“There are plenty of banjo players that provide inspiration, but oddly there haven’t been a lot of women. I think there are a couple of factors” that have kept women from playing banjo, said Ms. Cherryholmes, whose influences include J.D. Crowe, Kristin Scott Benson and Alison Brown.
“Bluegrass was traditionally a male genre, but now you hear banjo in classical, pop, country rock, everywhere,” she said. “It’s become a new instrument, and there are girls everywhere who play the banjo. That has glamorized it. People think of [contemporary musicians] instead of ‘The Beverly Hillbillies’ when they think of banjo.”
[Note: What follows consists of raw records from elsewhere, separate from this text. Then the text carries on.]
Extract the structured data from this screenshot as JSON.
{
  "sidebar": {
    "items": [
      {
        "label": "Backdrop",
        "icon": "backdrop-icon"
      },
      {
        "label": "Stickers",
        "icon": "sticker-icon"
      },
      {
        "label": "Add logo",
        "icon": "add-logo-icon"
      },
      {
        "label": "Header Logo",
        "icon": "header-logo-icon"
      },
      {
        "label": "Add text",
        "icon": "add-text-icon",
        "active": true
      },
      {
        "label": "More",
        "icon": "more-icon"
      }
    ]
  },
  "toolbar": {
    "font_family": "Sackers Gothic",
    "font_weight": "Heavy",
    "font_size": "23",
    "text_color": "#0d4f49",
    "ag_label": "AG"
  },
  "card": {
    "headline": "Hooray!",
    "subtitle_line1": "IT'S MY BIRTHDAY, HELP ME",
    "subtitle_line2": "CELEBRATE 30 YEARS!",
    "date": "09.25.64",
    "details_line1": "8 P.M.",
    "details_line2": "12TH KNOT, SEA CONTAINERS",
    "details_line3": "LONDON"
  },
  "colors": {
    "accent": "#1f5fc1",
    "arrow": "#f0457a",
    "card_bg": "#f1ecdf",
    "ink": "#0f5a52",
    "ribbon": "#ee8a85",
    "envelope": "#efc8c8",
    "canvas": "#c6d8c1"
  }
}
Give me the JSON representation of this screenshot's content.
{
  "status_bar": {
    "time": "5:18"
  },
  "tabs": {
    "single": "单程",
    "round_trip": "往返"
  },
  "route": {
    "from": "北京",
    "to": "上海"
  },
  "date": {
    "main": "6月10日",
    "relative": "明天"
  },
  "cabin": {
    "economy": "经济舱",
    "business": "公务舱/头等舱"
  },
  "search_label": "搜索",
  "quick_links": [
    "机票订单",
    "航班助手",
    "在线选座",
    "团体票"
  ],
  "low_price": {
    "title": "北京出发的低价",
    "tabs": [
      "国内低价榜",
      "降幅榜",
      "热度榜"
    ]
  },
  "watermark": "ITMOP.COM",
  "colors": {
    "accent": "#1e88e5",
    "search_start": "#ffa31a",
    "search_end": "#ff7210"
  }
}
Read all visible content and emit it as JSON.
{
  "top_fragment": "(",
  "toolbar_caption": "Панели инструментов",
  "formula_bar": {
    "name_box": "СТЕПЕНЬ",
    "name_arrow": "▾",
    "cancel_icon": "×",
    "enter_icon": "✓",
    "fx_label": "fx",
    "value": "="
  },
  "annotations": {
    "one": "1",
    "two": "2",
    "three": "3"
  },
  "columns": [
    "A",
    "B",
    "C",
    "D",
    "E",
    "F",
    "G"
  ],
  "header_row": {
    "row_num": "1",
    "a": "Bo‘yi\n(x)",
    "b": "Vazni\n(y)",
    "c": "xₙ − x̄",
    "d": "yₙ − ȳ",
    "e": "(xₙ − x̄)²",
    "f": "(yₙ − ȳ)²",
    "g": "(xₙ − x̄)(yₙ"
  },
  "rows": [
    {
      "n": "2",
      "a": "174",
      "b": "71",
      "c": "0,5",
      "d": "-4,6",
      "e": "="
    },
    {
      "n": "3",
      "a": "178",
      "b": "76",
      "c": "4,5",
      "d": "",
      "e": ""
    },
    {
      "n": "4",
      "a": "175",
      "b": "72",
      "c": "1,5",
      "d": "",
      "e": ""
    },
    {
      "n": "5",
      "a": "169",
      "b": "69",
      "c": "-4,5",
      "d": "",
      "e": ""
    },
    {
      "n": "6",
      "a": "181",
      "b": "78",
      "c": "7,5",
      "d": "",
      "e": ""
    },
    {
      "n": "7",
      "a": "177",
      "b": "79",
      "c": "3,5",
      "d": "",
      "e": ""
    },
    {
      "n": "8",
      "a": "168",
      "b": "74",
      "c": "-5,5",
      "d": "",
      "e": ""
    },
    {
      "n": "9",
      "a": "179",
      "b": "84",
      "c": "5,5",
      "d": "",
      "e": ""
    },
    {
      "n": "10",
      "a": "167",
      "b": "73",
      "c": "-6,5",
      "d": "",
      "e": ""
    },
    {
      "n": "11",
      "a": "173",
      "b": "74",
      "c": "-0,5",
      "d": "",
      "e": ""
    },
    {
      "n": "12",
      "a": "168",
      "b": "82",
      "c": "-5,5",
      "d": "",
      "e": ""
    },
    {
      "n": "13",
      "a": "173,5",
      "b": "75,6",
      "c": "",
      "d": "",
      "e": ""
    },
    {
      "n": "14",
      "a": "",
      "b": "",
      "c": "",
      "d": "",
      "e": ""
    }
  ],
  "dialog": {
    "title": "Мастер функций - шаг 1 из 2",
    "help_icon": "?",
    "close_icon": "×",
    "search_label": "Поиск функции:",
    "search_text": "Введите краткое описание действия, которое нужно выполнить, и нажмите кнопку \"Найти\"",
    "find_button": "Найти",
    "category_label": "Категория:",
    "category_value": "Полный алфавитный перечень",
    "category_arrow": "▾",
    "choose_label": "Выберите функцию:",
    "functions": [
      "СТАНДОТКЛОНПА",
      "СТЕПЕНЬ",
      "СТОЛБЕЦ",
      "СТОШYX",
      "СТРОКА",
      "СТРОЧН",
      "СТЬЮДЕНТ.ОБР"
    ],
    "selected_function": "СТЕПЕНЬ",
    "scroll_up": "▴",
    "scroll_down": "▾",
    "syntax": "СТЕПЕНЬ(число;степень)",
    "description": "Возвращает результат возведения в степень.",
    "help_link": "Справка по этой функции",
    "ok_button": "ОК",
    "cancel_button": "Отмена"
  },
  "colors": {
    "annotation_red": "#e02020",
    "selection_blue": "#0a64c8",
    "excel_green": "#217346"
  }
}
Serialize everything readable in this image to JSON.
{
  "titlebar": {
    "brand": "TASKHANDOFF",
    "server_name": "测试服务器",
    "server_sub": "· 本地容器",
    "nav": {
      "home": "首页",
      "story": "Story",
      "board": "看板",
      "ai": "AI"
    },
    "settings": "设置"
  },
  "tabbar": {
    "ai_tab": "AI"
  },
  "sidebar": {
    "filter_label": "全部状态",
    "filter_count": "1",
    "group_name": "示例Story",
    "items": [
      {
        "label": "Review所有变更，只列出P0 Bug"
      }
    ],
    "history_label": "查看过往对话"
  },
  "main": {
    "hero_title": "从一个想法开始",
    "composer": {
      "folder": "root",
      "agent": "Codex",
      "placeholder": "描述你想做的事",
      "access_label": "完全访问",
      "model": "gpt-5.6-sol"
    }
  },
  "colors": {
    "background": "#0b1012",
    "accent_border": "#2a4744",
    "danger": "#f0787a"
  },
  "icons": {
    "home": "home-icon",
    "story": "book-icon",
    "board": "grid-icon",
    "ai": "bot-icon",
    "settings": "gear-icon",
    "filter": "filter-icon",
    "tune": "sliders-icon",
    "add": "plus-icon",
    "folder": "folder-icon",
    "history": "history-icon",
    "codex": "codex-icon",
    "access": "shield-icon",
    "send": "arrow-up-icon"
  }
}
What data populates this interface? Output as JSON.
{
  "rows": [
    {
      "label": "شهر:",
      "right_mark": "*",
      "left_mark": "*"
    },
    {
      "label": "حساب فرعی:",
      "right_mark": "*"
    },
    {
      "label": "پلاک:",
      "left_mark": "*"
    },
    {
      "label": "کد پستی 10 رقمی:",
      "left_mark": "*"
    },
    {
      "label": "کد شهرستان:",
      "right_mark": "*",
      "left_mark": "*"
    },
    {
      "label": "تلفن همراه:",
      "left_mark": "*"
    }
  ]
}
Ashley Campbell, 27, who famously played banjo in the Rascal Flatts’ video for the song “Banjo,” came to the instrument while studying theater at Pepperdine University in Malibu, California.
“What really surprised me about banjo when I started playing it was how sophisticated and elegant it could be,” said Ms. Campbell, who also played on tour with her father, country icon Glen Campbell, and now tours with artists including Krystal Keith, daughter of country star Toby Keith. “You listen to the banjo on music like that of The Punch Brothers, and you realize it’s not all harsh and in your face. You can play music on it as beautifully as you can play it on any other instrument.”
Banjoist Donna Lynn Caskey agreed, but was concerned she wouldn’t find banjo music fans when she moved to San Francisco from the Tidewater region of Virginia, the home state of legendary country musicians such as the Carter Family, Patsy Cline and Roy Clark.
“I had the feeing this banjo music wouldn’t be here and it was,” said Ms. Caskey, 36. “The first week I was here, I ran into a fiddler in the Farmer’s Market and started getting paying gigs right away. Bit by bit, the work kept coming and expanding.”
Although the Virginia native is well aware of the playing of June Carter Cash and other iconic female banjo players, she said Abigail Washburn (whose husband, banjoist Bla Fleck, recorded a contemporary version of “The Ballad of Jed Clampett”) and Ms. Cherryholmes are most familiar to mainstream fans.
The popularity of the banjo music of such contemporary artists has brought record numbers of visitors to the 21,000-square-foot American Banjo Museum, said Mr. Baier.
“Just look at Mumford & Sons, in particular, and the British-Irish-folk-rock groups, in general,” he said. “Their music isn’t aimed at any traditional banjo audience. We’re seeing a whole new audience. And I don’t believe that will end any time soon.”